PROMPT: Could you write out all the records once more, exactly?

(Records drawn from a dataset)
^^^^^^^^^^^^^^^^
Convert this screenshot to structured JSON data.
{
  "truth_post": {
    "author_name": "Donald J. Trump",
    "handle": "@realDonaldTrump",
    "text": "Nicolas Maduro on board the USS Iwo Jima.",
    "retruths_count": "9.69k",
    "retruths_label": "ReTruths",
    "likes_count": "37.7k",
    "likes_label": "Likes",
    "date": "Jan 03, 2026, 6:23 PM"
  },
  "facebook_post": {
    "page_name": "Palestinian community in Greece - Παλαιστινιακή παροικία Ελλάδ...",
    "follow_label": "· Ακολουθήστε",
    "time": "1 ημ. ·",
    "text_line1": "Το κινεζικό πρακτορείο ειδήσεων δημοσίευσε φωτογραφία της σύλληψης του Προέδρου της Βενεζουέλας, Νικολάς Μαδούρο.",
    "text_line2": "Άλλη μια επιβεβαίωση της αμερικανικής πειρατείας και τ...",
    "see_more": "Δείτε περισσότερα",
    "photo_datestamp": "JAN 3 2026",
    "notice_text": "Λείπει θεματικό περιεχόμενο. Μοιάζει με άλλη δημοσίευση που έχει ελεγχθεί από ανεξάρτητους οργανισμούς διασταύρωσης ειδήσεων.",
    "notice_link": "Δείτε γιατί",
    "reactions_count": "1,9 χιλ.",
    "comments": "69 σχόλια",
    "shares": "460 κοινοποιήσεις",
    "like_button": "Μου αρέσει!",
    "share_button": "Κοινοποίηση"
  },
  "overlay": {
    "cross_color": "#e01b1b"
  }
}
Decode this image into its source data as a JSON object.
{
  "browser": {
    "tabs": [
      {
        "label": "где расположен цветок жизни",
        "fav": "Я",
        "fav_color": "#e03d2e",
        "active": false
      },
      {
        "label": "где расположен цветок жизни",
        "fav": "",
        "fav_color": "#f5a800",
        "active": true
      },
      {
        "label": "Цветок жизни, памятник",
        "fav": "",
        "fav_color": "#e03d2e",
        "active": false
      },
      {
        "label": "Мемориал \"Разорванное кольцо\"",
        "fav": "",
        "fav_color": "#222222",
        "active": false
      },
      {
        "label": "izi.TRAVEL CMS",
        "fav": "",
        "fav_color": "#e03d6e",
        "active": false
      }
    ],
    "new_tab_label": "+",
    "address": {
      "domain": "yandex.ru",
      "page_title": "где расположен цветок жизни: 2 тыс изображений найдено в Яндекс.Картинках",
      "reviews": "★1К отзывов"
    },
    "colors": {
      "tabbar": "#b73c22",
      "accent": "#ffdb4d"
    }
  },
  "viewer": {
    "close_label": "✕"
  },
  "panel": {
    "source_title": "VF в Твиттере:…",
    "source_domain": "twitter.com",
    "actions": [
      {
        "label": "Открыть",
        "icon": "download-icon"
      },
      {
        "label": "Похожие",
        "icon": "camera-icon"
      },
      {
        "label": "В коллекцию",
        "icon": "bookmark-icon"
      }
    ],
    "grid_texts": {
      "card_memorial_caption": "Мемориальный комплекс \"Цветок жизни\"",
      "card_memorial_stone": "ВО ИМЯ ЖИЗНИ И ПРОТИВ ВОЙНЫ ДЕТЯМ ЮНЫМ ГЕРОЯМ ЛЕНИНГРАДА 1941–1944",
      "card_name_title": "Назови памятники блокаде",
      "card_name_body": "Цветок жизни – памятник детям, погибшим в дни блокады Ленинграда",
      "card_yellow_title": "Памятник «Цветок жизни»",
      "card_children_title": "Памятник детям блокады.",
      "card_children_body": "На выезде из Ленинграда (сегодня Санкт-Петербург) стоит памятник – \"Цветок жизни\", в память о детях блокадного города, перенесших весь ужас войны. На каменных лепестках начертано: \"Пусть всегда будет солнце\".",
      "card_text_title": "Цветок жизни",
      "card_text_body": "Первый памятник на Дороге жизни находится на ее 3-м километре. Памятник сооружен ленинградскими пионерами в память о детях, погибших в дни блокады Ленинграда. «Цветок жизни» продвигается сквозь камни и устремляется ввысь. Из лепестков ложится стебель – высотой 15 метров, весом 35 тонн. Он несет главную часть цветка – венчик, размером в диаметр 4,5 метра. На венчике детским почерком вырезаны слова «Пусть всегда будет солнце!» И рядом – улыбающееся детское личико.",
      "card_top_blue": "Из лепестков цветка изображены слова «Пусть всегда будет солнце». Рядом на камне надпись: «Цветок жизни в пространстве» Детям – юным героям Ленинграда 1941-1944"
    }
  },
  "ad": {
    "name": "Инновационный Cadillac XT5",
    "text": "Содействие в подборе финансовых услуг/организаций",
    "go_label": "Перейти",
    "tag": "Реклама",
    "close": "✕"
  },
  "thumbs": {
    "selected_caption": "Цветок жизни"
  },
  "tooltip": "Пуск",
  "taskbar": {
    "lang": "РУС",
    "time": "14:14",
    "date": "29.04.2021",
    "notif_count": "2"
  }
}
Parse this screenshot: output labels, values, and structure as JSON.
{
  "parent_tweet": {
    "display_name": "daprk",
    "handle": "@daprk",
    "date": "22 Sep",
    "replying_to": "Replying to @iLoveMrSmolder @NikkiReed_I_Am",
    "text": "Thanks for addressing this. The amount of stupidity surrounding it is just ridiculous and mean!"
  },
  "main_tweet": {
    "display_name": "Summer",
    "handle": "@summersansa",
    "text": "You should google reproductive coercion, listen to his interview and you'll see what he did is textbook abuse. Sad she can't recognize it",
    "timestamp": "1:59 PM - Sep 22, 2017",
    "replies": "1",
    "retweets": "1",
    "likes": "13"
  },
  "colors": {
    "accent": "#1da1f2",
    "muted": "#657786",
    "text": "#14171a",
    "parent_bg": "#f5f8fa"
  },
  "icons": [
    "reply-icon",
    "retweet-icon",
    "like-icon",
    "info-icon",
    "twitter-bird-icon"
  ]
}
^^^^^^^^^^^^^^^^
RESPONSE TO THE TASK:
Convert this screenshot to structured JSON data.
{
  "truth_post": {
    "author_name": "Donald J. Trump",
    "handle": "@realDonaldTrump",
    "text": "Nicolas Maduro on board the USS Iwo Jima.",
    "retruths_count": "9.69k",
    "retruths_label": "ReTruths",
    "likes_count": "37.7k",
    "likes_label": "Likes",
    "date": "Jan 03, 2026, 6:23 PM"
  },
  "facebook_post": {
    "page_name": "Palestinian community in Greece - Παλαιστινιακή παροικία Ελλάδ...",
    "follow_label": "· Ακολουθήστε",
    "time": "1 ημ. ·",
    "text_line1": "Το κινεζικό πρακτορείο ειδήσεων δημοσίευσε φωτογραφία της σύλληψης του Προέδρου της Βενεζουέλας, Νικολάς Μαδούρο.",
    "text_line2": "Άλλη μια επιβεβαίωση της αμερικανικής πειρατείας και τ...",
    "see_more": "Δείτε περισσότερα",
    "photo_datestamp": "JAN 3 2026",
    "notice_text": "Λείπει θεματικό περιεχόμενο. Μοιάζει με άλλη δημοσίευση που έχει ελεγχθεί από ανεξάρτητους οργανισμούς διασταύρωσης ειδήσεων.",
    "notice_link": "Δείτε γιατί",
    "reactions_count": "1,9 χιλ.",
    "comments": "69 σχόλια",
    "shares": "460 κοινοποιήσεις",
    "like_button": "Μου αρέσει!",
    "share_button": "Κοινοποίηση"
  },
  "overlay": {
    "cross_color": "#e01b1b"
  }
}
Decode this image into its source data as a JSON object.
{
  "browser": {
    "tabs": [
      {
        "label": "где расположен цветок жизни",
        "fav": "Я",
        "fav_color": "#e03d2e",
        "active": false
      },
      {
        "label": "где расположен цветок жизни",
        "fav": "",
        "fav_color": "#f5a800",
        "active": true
      },
      {
        "label": "Цветок жизни, памятник",
        "fav": "",
        "fav_color": "#e03d2e",
        "active": false
      },
      {
        "label": "Мемориал \"Разорванное кольцо\"",
        "fav": "",
        "fav_color": "#222222",
        "active": false
      },
      {
        "label": "izi.TRAVEL CMS",
        "fav": "",
        "fav_color": "#e03d6e",
        "active": false
      }
    ],
    "new_tab_label": "+",
    "address": {
      "domain": "yandex.ru",
      "page_title": "где расположен цветок жизни: 2 тыс изображений найдено в Яндекс.Картинках",
      "reviews": "★1К отзывов"
    },
    "colors": {
      "tabbar": "#b73c22",
      "accent": "#ffdb4d"
    }
  },
  "viewer": {
    "close_label": "✕"
  },
  "panel": {
    "source_title": "VF в Твиттере:…",
    "source_domain": "twitter.com",
    "actions": [
      {
        "label": "Открыть",
        "icon": "download-icon"
      },
      {
        "label": "Похожие",
        "icon": "camera-icon"
      },
      {
        "label": "В коллекцию",
        "icon": "bookmark-icon"
      }
    ],
    "grid_texts": {
      "card_memorial_caption": "Мемориальный комплекс \"Цветок жизни\"",
      "card_memorial_stone": "ВО ИМЯ ЖИЗНИ И ПРОТИВ ВОЙНЫ ДЕТЯМ ЮНЫМ ГЕРОЯМ ЛЕНИНГРАДА 1941–1944",
      "card_name_title": "Назови памятники блокаде",
      "card_name_body": "Цветок жизни – памятник детям, погибшим в дни блокады Ленинграда",
      "card_yellow_title": "Памятник «Цветок жизни»",
      "card_children_title": "Памятник детям блокады.",
      "card_children_body": "На выезде из Ленинграда (сегодня Санкт-Петербург) стоит памятник – \"Цветок жизни\", в память о детях блокадного города, перенесших весь ужас войны. На каменных лепестках начертано: \"Пусть всегда будет солнце\".",
      "card_text_title": "Цветок жизни",
      "card_text_body": "Первый памятник на Дороге жизни находится на ее 3-м километре. Памятник сооружен ленинградскими пионерами в память о детях, погибших в дни блокады Ленинграда. «Цветок жизни» продвигается сквозь камни и устремляется ввысь. Из лепестков ложится стебель – высотой 15 метров, весом 35 тонн. Он несет главную часть цветка – венчик, размером в диаметр 4,5 метра. На венчике детским почерком вырезаны слова «Пусть всегда будет солнце!» И рядом – улыбающееся детское личико.",
      "card_top_blue": "Из лепестков цветка изображены слова «Пусть всегда будет солнце». Рядом на камне надпись: «Цветок жизни в пространстве» Детям – юным героям Ленинграда 1941-1944"
    }
  },
  "ad": {
    "name": "Инновационный Cadillac XT5",
    "text": "Содействие в подборе финансовых услуг/организаций",
    "go_label": "Перейти",
    "tag": "Реклама",
    "close": "✕"
  },
  "thumbs": {
    "selected_caption": "Цветок жизни"
  },
  "tooltip": "Пуск",
  "taskbar": {
    "lang": "РУС",
    "time": "14:14",
    "date": "29.04.2021",
    "notif_count": "2"
  }
}
Parse this screenshot: output labels, values, and structure as JSON.
{
  "parent_tweet": {
    "display_name": "daprk",
    "handle": "@daprk",
    "date": "22 Sep",
    "replying_to": "Replying to @iLoveMrSmolder @NikkiReed_I_Am",
    "text": "Thanks for addressing this. The amount of stupidity surrounding it is just ridiculous and mean!"
  },
  "main_tweet": {
    "display_name": "Summer",
    "handle": "@summersansa",
    "text": "You should google reproductive coercion, listen to his interview and you'll see what he did is textbook abuse. Sad she can't recognize it",
    "timestamp": "1:59 PM - Sep 22, 2017",
    "replies": "1",
    "retweets": "1",
    "likes": "13"
  },
  "colors": {
    "accent": "#1da1f2",
    "muted": "#657786",
    "text": "#14171a",
    "parent_bg": "#f5f8fa"
  },
  "icons": [
    "reply-icon",
    "retweet-icon",
    "like-icon",
    "info-icon",
    "twitter-bird-icon"
  ]
}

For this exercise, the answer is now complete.